▶ **ACTIVITY**
Every line in the entries that holds "Jéssica" should be identified and copied.

DATASET EXTRACT Start Marker

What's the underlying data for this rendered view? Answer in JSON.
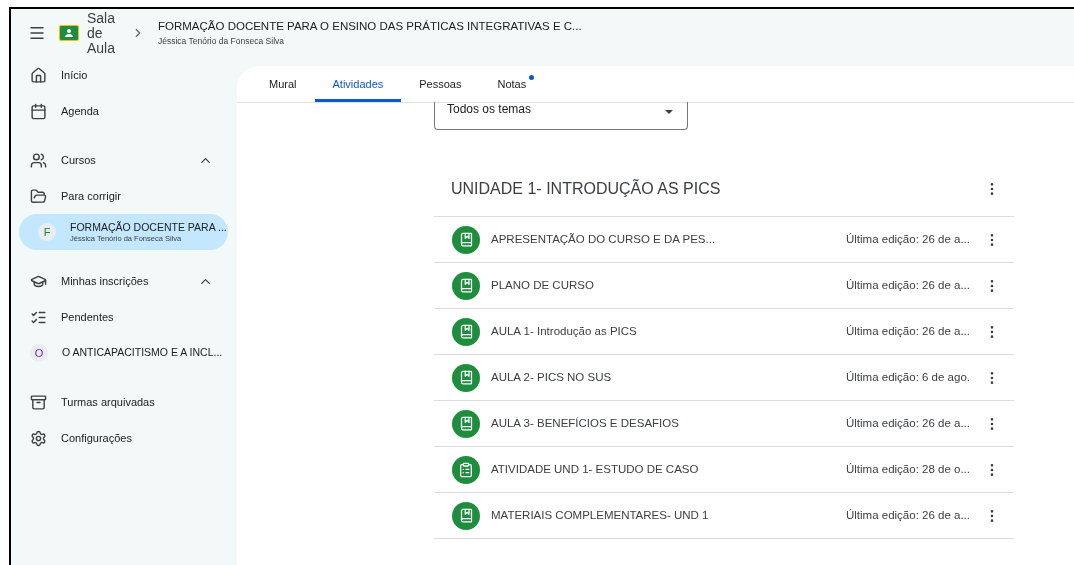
{
  "header": {
    "app_name": "Sala de Aula",
    "course_title": "FORMAÇÃO DOCENTE PARA O ENSINO DAS PRÁTICAS INTEGRATIVAS E C...",
    "course_owner": "Jéssica Tenório da Fonseca Silva"
  },
  "sidebar": {
    "groups": [
      {
        "items": [
          {
            "kind": "nav",
            "label": "Início"
          },
          {
            "kind": "nav",
            "label": "Agenda"
          }
        ]
      },
      {
        "items": [
          {
            "kind": "section",
            "label": "Cursos",
            "expanded": true
          },
          {
            "kind": "nav",
            "label": "Para corrigir"
          },
          {
            "kind": "course",
            "letter": "F",
            "color": "#188038",
            "label": "FORMAÇÃO DOCENTE PARA ...",
            "sublabel": "Jéssica Tenório da Fonseca Silva",
            "selected": true
          }
        ]
      },
      {
        "items": [
          {
            "kind": "section",
            "label": "Minhas inscrições",
            "expanded": true
          },
          {
            "kind": "nav",
            "label": "Pendentes"
          },
          {
            "kind": "course",
            "letter": "O",
            "color": "#7627bb",
            "label": "O ANTICAPACITISMO E A INCL...",
            "selected": false
          }
        ]
      },
      {
        "items": [
          {
            "kind": "nav",
            "label": "Turmas arquivadas"
          },
          {
            "kind": "nav",
            "label": "Configurações"
          }
        ]
      }
    ]
  },
  "tabs": [
    {
      "label": "Mural",
      "selected": false,
      "dot": false
    },
    {
      "label": "Atividades",
      "selected": true,
      "dot": false
    },
    {
      "label": "Pessoas",
      "selected": false,
      "dot": false
    },
    {
      "label": "Notas",
      "selected": false,
      "dot": true
    }
  ],
  "topic_filter": {
    "value": "Todos os temas"
  },
  "topic": {
    "title": "UNIDADE 1- INTRODUÇÃO AS PICS",
    "items": [
      {
        "kind": "material",
        "title": "APRESENTAÇÃO DO CURSO E DA PES...",
        "edited": "Última edição: 26 de a..."
      },
      {
        "kind": "material",
        "title": "PLANO DE CURSO",
        "edited": "Última edição: 26 de a..."
      },
      {
        "kind": "material",
        "title": "AULA 1- Introdução as PICS",
        "edited": "Última edição: 26 de a..."
      },
      {
        "kind": "material",
        "title": "AULA 2- PICS NO SUS",
        "edited": "Última edição: 6 de ago."
      },
      {
        "kind": "material",
        "title": "AULA 3- BENEFÍCIOS E DESAFIOS",
        "edited": "Última edição: 26 de a..."
      },
      {
        "kind": "assignment",
        "title": "ATIVIDADE UND 1- ESTUDO DE CASO",
        "edited": "Última edição: 28 de o..."
      },
      {
        "kind": "material",
        "title": "MATERIAIS COMPLEMENTARES- UND 1",
        "edited": "Última edição: 26 de a..."
      }
    ]
  }
}
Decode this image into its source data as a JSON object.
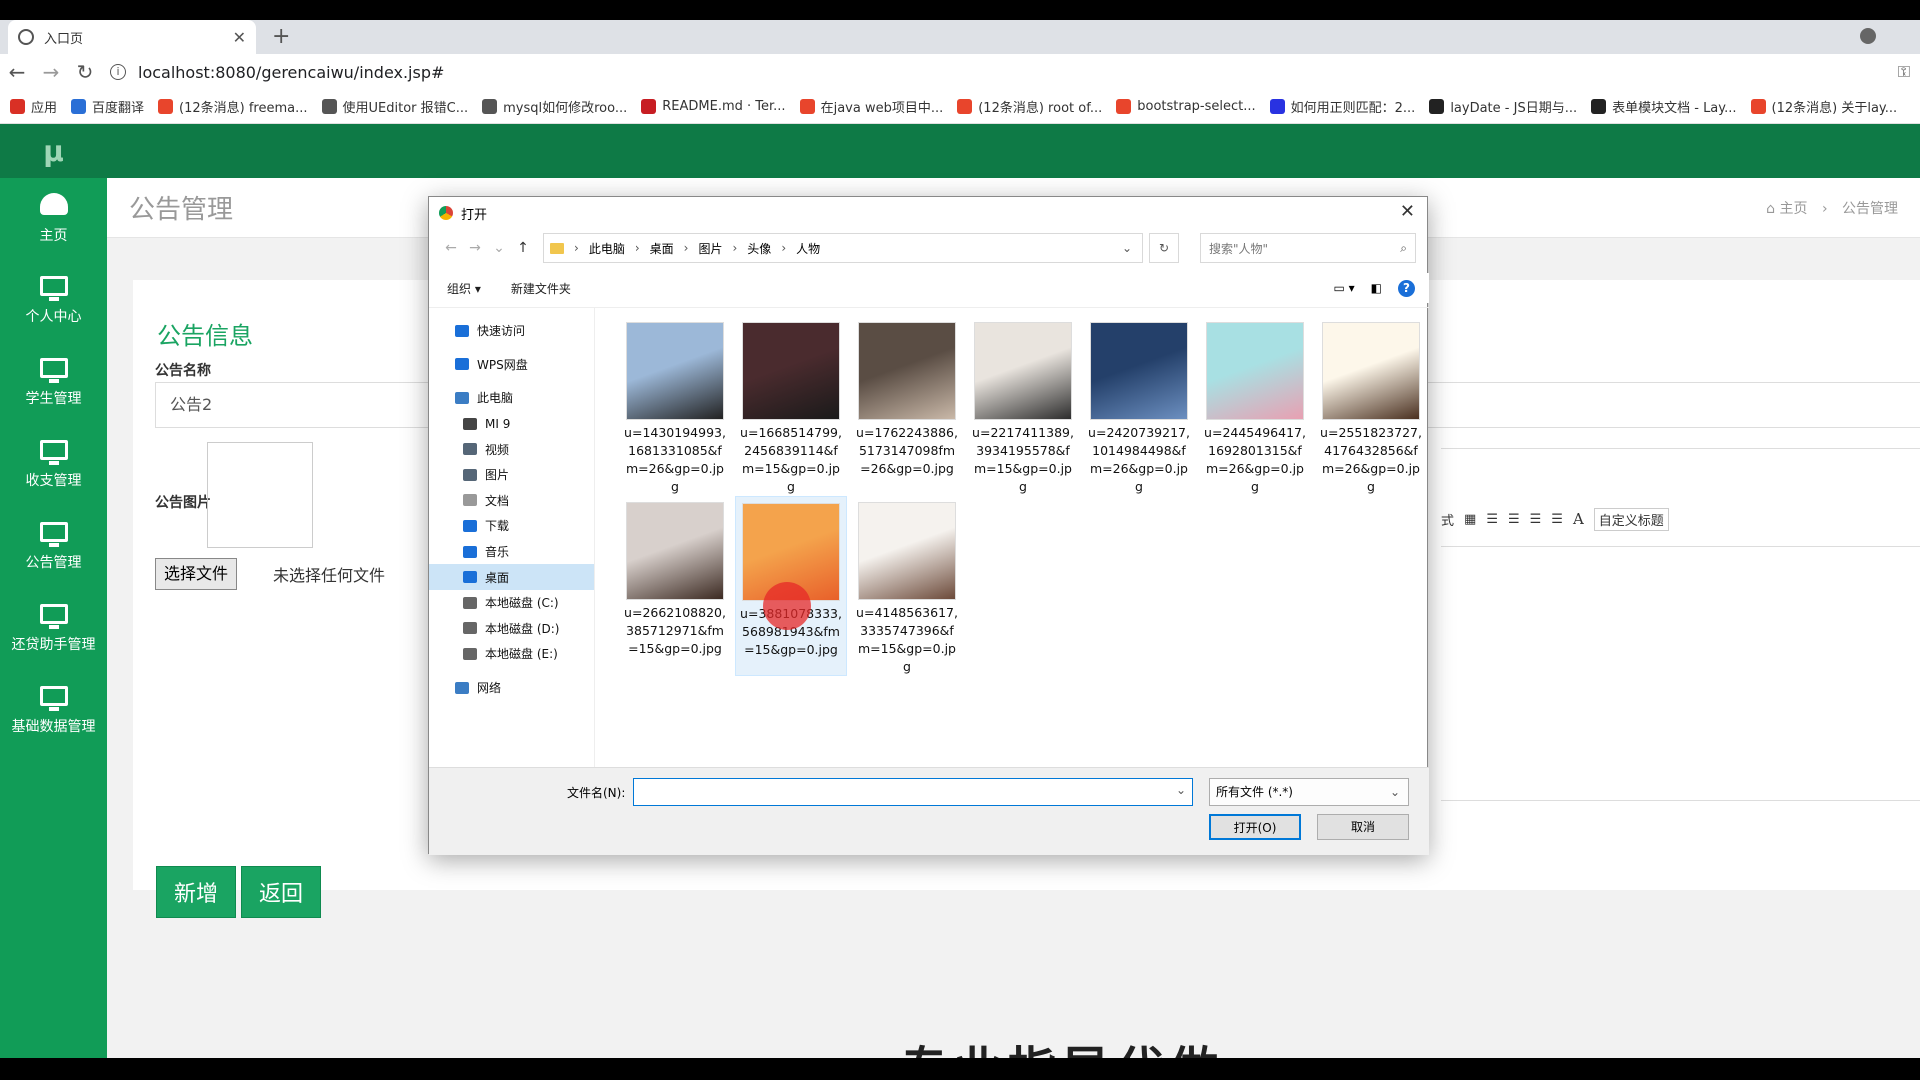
{
  "browser": {
    "tab_title": "入口页",
    "url": "localhost:8080/gerencaiwu/index.jsp#",
    "bookmarks": [
      {
        "label": "应用",
        "color": "#d93025"
      },
      {
        "label": "百度翻译",
        "color": "#2a6fd6"
      },
      {
        "label": "(12条消息) freema...",
        "color": "#e8452c"
      },
      {
        "label": "使用UEditor 报错C...",
        "color": "#555555"
      },
      {
        "label": "mysql如何修改roo...",
        "color": "#555555"
      },
      {
        "label": "README.md · Ter...",
        "color": "#c71d23"
      },
      {
        "label": "在java web项目中...",
        "color": "#e8452c"
      },
      {
        "label": "(12条消息) root of...",
        "color": "#e8452c"
      },
      {
        "label": "bootstrap-select...",
        "color": "#e8452c"
      },
      {
        "label": "如何用正则匹配：2...",
        "color": "#2932e1"
      },
      {
        "label": "layDate - JS日期与...",
        "color": "#222222"
      },
      {
        "label": "表单模块文档 - Lay...",
        "color": "#222222"
      },
      {
        "label": "(12条消息) 关于lay...",
        "color": "#e8452c"
      }
    ]
  },
  "sidebar": {
    "logo": "μ",
    "items": [
      {
        "label": "主页"
      },
      {
        "label": "个人中心"
      },
      {
        "label": "学生管理"
      },
      {
        "label": "收支管理"
      },
      {
        "label": "公告管理"
      },
      {
        "label": "还贷助手管理"
      },
      {
        "label": "基础数据管理"
      }
    ]
  },
  "page": {
    "title": "公告管理",
    "breadcrumb_home": "主页",
    "breadcrumb_current": "公告管理",
    "panel_title": "公告信息",
    "name_label": "公告名称",
    "name_value": "公告2",
    "image_label": "公告图片",
    "file_button": "选择文件",
    "file_status": "未选择任何文件",
    "editor_tools": [
      "式",
      "A",
      "自定义标题"
    ],
    "add_button": "新增",
    "back_button": "返回"
  },
  "dialog": {
    "title": "打开",
    "path": [
      "此电脑",
      "桌面",
      "图片",
      "头像",
      "人物"
    ],
    "search_placeholder": "搜索\"人物\"",
    "organize": "组织 ▾",
    "new_folder": "新建文件夹",
    "help": "?",
    "nav": [
      {
        "label": "快速访问",
        "color": "#1a6fd8"
      },
      {
        "label": "WPS网盘",
        "color": "#1a6fd8"
      },
      {
        "label": "此电脑",
        "color": "#3b7dc4"
      },
      {
        "label": "MI 9",
        "color": "#444444"
      },
      {
        "label": "视频",
        "color": "#556677"
      },
      {
        "label": "图片",
        "color": "#556677"
      },
      {
        "label": "文档",
        "color": "#999999"
      },
      {
        "label": "下载",
        "color": "#1a6fd8"
      },
      {
        "label": "音乐",
        "color": "#1a6fd8"
      },
      {
        "label": "桌面",
        "color": "#1a6fd8"
      },
      {
        "label": "本地磁盘 (C:)",
        "color": "#666666"
      },
      {
        "label": "本地磁盘 (D:)",
        "color": "#666666"
      },
      {
        "label": "本地磁盘 (E:)",
        "color": "#666666"
      },
      {
        "label": "网络",
        "color": "#3b7dc4"
      }
    ],
    "files": [
      {
        "l1": "u=1430194993,",
        "l2": "1681331085&f",
        "l3": "m=26&gp=0.jp",
        "l4": "g",
        "c1": "#9cb8d8",
        "c2": "#222222"
      },
      {
        "l1": "u=1668514799,",
        "l2": "2456839114&f",
        "l3": "m=15&gp=0.jp",
        "l4": "g",
        "c1": "#4a2b2e",
        "c2": "#1a1a1a"
      },
      {
        "l1": "u=1762243886,",
        "l2": "5173147098fm",
        "l3": "=26&gp=0.jpg",
        "l4": "",
        "c1": "#5a4d44",
        "c2": "#c9b8a8"
      },
      {
        "l1": "u=2217411389,",
        "l2": "3934195578&f",
        "l3": "m=15&gp=0.jp",
        "l4": "g",
        "c1": "#e9e4de",
        "c2": "#2d2d2d"
      },
      {
        "l1": "u=2420739217,",
        "l2": "1014984498&f",
        "l3": "m=26&gp=0.jp",
        "l4": "g",
        "c1": "#24406a",
        "c2": "#6c8fc0"
      },
      {
        "l1": "u=2445496417,",
        "l2": "1692801315&f",
        "l3": "m=26&gp=0.jp",
        "l4": "g",
        "c1": "#a8e0e3",
        "c2": "#e8a0b2"
      },
      {
        "l1": "u=2551823727,",
        "l2": "4176432856&f",
        "l3": "m=26&gp=0.jp",
        "l4": "g",
        "c1": "#fdf7ea",
        "c2": "#4a3020"
      },
      {
        "l1": "u=2662108820,",
        "l2": "385712971&fm",
        "l3": "=15&gp=0.jpg",
        "l4": "",
        "c1": "#d8d0cc",
        "c2": "#3c2a22"
      },
      {
        "l1": "u=3881078333,",
        "l2": "568981943&fm",
        "l3": "=15&gp=0.jpg",
        "l4": "",
        "c1": "#f4a34c",
        "c2": "#e8602a"
      },
      {
        "l1": "u=4148563617,",
        "l2": "3335747396&f",
        "l3": "m=15&gp=0.jp",
        "l4": "g",
        "c1": "#f5f2ee",
        "c2": "#6c4a3a"
      }
    ],
    "filename_label": "文件名(N):",
    "filename_value": "",
    "filetype": "所有文件 (*.*)",
    "open_button": "打开(O)",
    "cancel_button": "取消"
  },
  "caption": "专业指导代做"
}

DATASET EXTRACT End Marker

▶ **SOLUTION FOR THIS EXERCISE**
    "course_owner": "Jéssica Tenório da Fonseca Silva"
            "sublabel": "Jéssica Tenório da Fonseca Silva",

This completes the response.